Monday, June 13, 2016

The Other "F" Word

I want you to remember that failure isn’t permanent!

Believe it or not, success is often the byproduct of repeated failures. The difference between long-term success and failure is our reaction to it. Do you know about spectacular failures of the following individuals?
  •  James Dyson, the vacuum cleaner magnate, made 5,126 prototypes of his namesake upright bag less vacuum cleaner before getting it right on the 5,127th time. Each time he erred, he reminded himself that he was learning how to make a better device.
  •    Fashion designer Vera Wang failed to make the 1968 U.S. Olympic figure-skating team. She later became an editor at the fashion magazine, Vogue, but was passed over for the editor-in-chief position. Today she leads a fashion empire and is known for her designer wedding dresses.
  •  Albert Einstein had difficulty communicating and learning in a traditional manner. His communication and behavioral challenges were not suggestive of a lack of intelligence. Einstein said he wasn’t necessarily any smarter than most, but he “stayed” with problems longer. For one experiment it took him eight years before it was successful. He famously said, “I have not failed. I’ve just found 10,000 ways that won’t work.”
  •  Walt Disney was fired from the newspaper, Kansas City Star, because his editor felt he lacked imagination and had no good ideas. His first business landed in bankruptcy because he was unable to manage money and wound up heavily in debt. When he formed the Walt Disney Company, all of his past failures paved the way for a very successful business.
  •  Steven Spielberg, award winning movie director and producer, was rejected by the University of Southern California School of Cinematic Arts multiple times.
  •  Colonel Harland David Sanders was fired from dozens of jobs before founding Kentucky Fried Chicken (KFC).
  •  J.K. Rowling was a single mom living off public assistance when she began writing the first Harry Potter novel. She became the first billionaire author in 2004.
  •  Theodor Seuss Geisel, better known as Dr. Seuss, had his first book rejected by 27 different authors. His books have sold over 600 million copies.
  •  Jay-Z couldn’t get any record label to sign him. He and his friends sold this first single out of the trunk of their car. He co-founded his own record company called Roc-a-fella Records with his two partners. According to Forbes magazine, he is worth about $550 million.
So how exactly are we supposed to rebound from failures without getting discouraged?
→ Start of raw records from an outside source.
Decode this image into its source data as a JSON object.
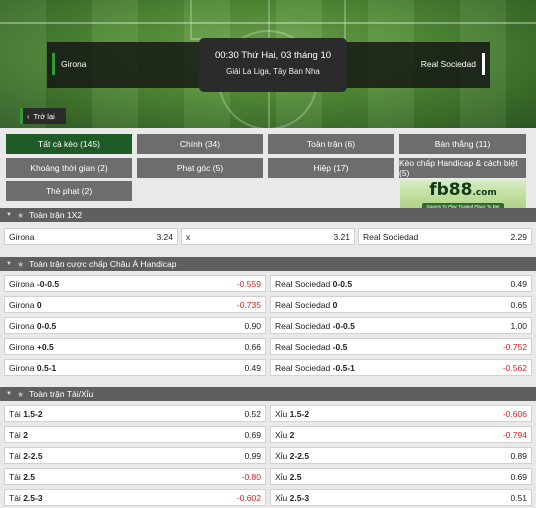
{
  "match": {
    "home": "Girona",
    "away": "Real Sociedad",
    "datetime": "00:30 Thứ Hai, 03 tháng 10",
    "league": "Giải La Liga, Tây Ban Nha",
    "back_label": "Trở lại"
  },
  "filters": [
    {
      "label": "Tất cả kèo (145)",
      "active": true
    },
    {
      "label": "Chính (34)"
    },
    {
      "label": "Toàn trận (6)"
    },
    {
      "label": "Bàn thắng (11)"
    },
    {
      "label": "Khoảng thời gian (2)"
    },
    {
      "label": "Phạt góc (5)"
    },
    {
      "label": "Hiệp (17)"
    },
    {
      "label": "Kèo chấp Handicap & cách biệt (5)"
    },
    {
      "label": "Thẻ phạt (2)"
    }
  ],
  "ad": {
    "logo_main": "fb88",
    "logo_suffix": ".com",
    "tagline": "Games To Play  Trusted Place To Bet"
  },
  "section_1x2": {
    "title": "Toàn trận 1X2",
    "cells": [
      {
        "label": "Girona",
        "value": "3.24"
      },
      {
        "label": "x",
        "value": "3.21"
      },
      {
        "label": "Real Sociedad",
        "value": "2.29"
      }
    ]
  },
  "section_handicap": {
    "title": "Toàn trận cược chấp Châu Á Handicap",
    "rows": [
      {
        "left_team": "Girona",
        "left_line": "-0-0.5",
        "left_value": "-0.559",
        "right_team": "Real Sociedad",
        "right_line": "0-0.5",
        "right_value": "0.49"
      },
      {
        "left_team": "Girona",
        "left_line": "0",
        "left_value": "-0.735",
        "right_team": "Real Sociedad",
        "right_line": "0",
        "right_value": "0.65"
      },
      {
        "left_team": "Girona",
        "left_line": "0-0.5",
        "left_value": "0.90",
        "right_team": "Real Sociedad",
        "right_line": "-0-0.5",
        "right_value": "1.00"
      },
      {
        "left_team": "Girona",
        "left_line": "+0.5",
        "left_value": "0.66",
        "right_team": "Real Sociedad",
        "right_line": "-0.5",
        "right_value": "-0.752"
      },
      {
        "left_team": "Girona",
        "left_line": "0.5-1",
        "left_value": "0.49",
        "right_team": "Real Sociedad",
        "right_line": "-0.5-1",
        "right_value": "-0.562"
      }
    ]
  },
  "section_ou": {
    "title": "Toàn trận Tài/Xỉu",
    "rows": [
      {
        "left_label": "Tài",
        "left_line": "1.5-2",
        "left_value": "0.52",
        "right_label": "Xỉu",
        "right_line": "1.5-2",
        "right_value": "-0.606"
      },
      {
        "left_label": "Tài",
        "left_line": "2",
        "left_value": "0.69",
        "right_label": "Xỉu",
        "right_line": "2",
        "right_value": "-0.794"
      },
      {
        "left_label": "Tài",
        "left_line": "2-2.5",
        "left_value": "0.99",
        "right_label": "Xỉu",
        "right_line": "2-2.5",
        "right_value": "0.89"
      },
      {
        "left_label": "Tài",
        "left_line": "2.5",
        "left_value": "-0.80",
        "right_label": "Xỉu",
        "right_line": "2.5",
        "right_value": "0.69"
      },
      {
        "left_label": "Tài",
        "left_line": "2.5-3",
        "left_value": "-0.602",
        "right_label": "Xỉu",
        "right_line": "2.5-3",
        "right_value": "0.51"
      }
    ]
  },
  "colors": {
    "negative": "#d21f1f",
    "active_filter": "#1f5b27",
    "filter": "#6d6d6d",
    "section_header": "#5f5f5f"
  }
}
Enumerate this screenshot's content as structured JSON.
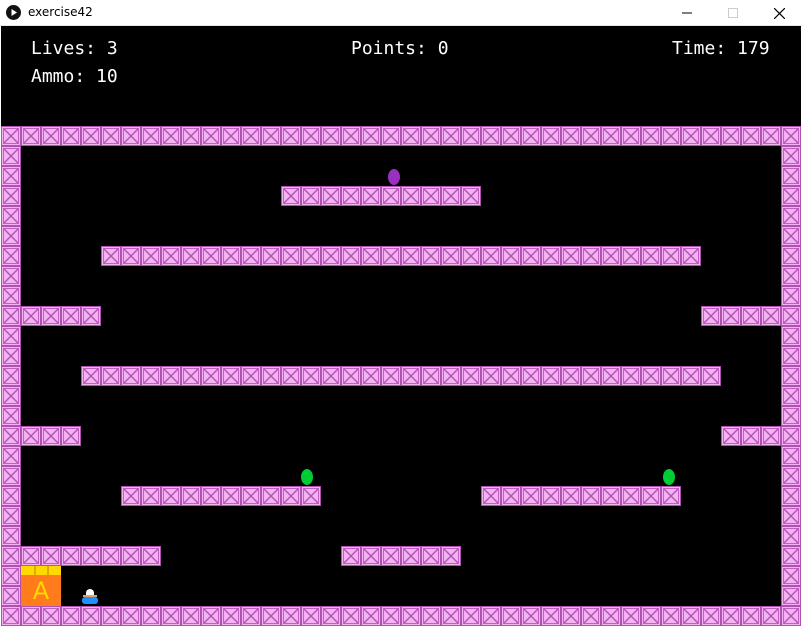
{
  "window": {
    "title": "exercise42",
    "icon": "play-icon",
    "controls": [
      "minimize-icon",
      "maximize-icon",
      "close-icon"
    ]
  },
  "hud": {
    "lives": "Lives: 3",
    "points": "Points: 0",
    "time": "Time: 179",
    "ammo": "Ammo: 10"
  },
  "colors": {
    "background": "#000000",
    "crate": "#f3b3f3",
    "crate_frame": "#b050b0",
    "pickup_purple": "#9a30c0",
    "pickup_green": "#00cc33",
    "ammo_box": "#ff7b1c",
    "ammo_lid": "#ffd800",
    "player": "#1e90ff"
  },
  "ammo_box": {
    "letter": "A"
  }
}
According to Noa Kageyama, Ph.D., in his article, "The Upside of Failure, the Downside of Success, and How to Keep Improving No Matter What":

After a failure, we should focus on the specific errors we made PLUS the specific things we did well. Focusing on both the good and bad seems to result in the most learning and performance improvement.  Presumably, if we focus only on our mistakes after failures, we’ll get discouraged and spiral into that unproductive dark place.

Ryan Babineaux, Ph.D. and lecturer at Stanford offers five suggestions from his book, Fail Fast, Fail Often: How Losing Can Help You Win.

(1) Identify Your Fear: Find something that you would like to try but have hesitated to do because of your fear of failure.

(2) Reverse Your Thinking: Come up with a way that you can fail at it as quickly as possible.

(3) Do It Anyway: Get out there and give it a try. Make mistakes and have fun doing it. Ask others for help and feedback.

(4) Fail Forward: Use your exploratory actions as a means to learn and discover what you need to know.

(5) Find the Next Challenge: Seek out the next opportunity to do things at the limits of your abilities.

Don’t let set-backs paralyze and demoralize you. Failures truly are “learning opportunities” to re-evaluate what you may be doing wrong but also what you did well. With each opportunity you are learning what to do and what not to do.


  1. Thank you for sharing such an inspirational quote. It made me look at success in a different way and i must say I like this way much better.

  2. Thank you for your comment Janelle.